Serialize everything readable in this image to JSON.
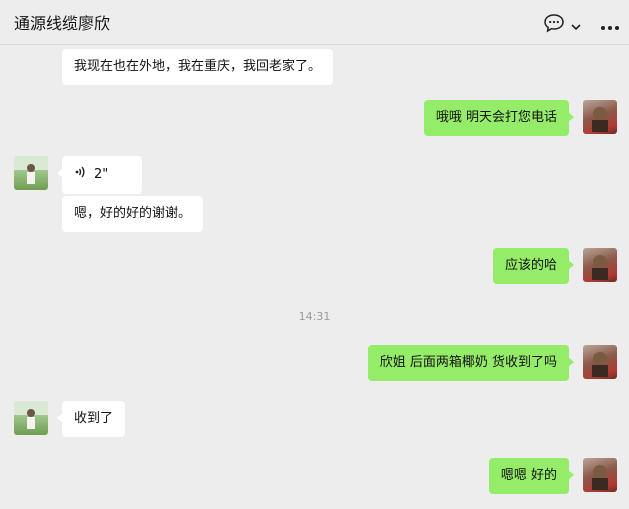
{
  "header": {
    "title": "通源线缆廖欣"
  },
  "messages": [
    {
      "side": "left",
      "text": "我现在也在外地，我在重庆，我回老家了。"
    },
    {
      "side": "right",
      "text": "哦哦 明天会打您电话"
    },
    {
      "side": "left",
      "type": "voice",
      "duration": "2\""
    },
    {
      "side": "left",
      "text": "嗯，好的好的谢谢。"
    },
    {
      "side": "right",
      "text": "应该的哈"
    },
    {
      "type": "time",
      "text": "14:31"
    },
    {
      "side": "right",
      "text": "欣姐 后面两箱椰奶 货收到了吗"
    },
    {
      "side": "left",
      "text": "收到了"
    },
    {
      "side": "right",
      "text": "嗯嗯 好的"
    }
  ],
  "colors": {
    "background": "#ededed",
    "outgoing_bubble": "#95ec69",
    "incoming_bubble": "#ffffff"
  },
  "icons": {
    "chat": "chat-bubble-icon",
    "more": "more-dots-icon",
    "voice": "voice-wave-icon"
  }
}
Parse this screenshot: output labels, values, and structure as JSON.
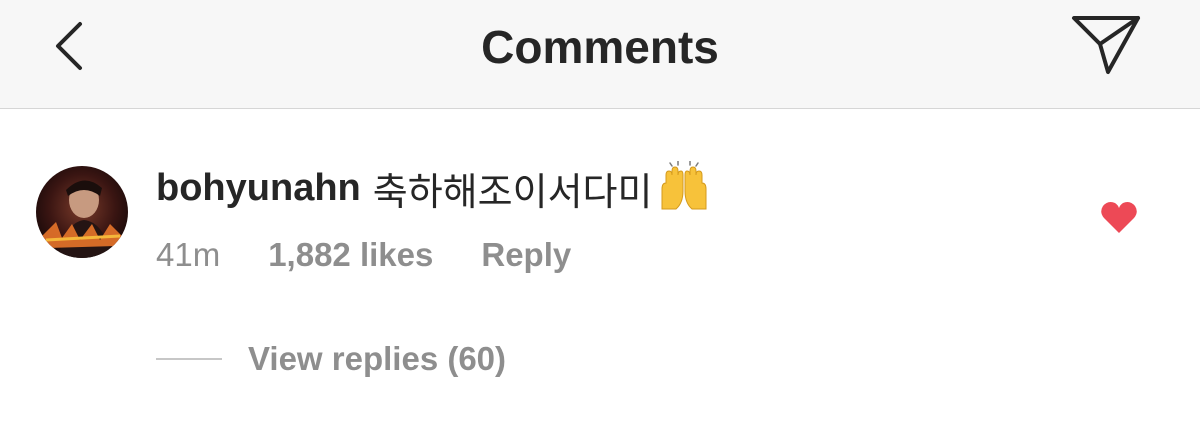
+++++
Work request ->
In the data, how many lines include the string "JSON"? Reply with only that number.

Response for this exercise ->
2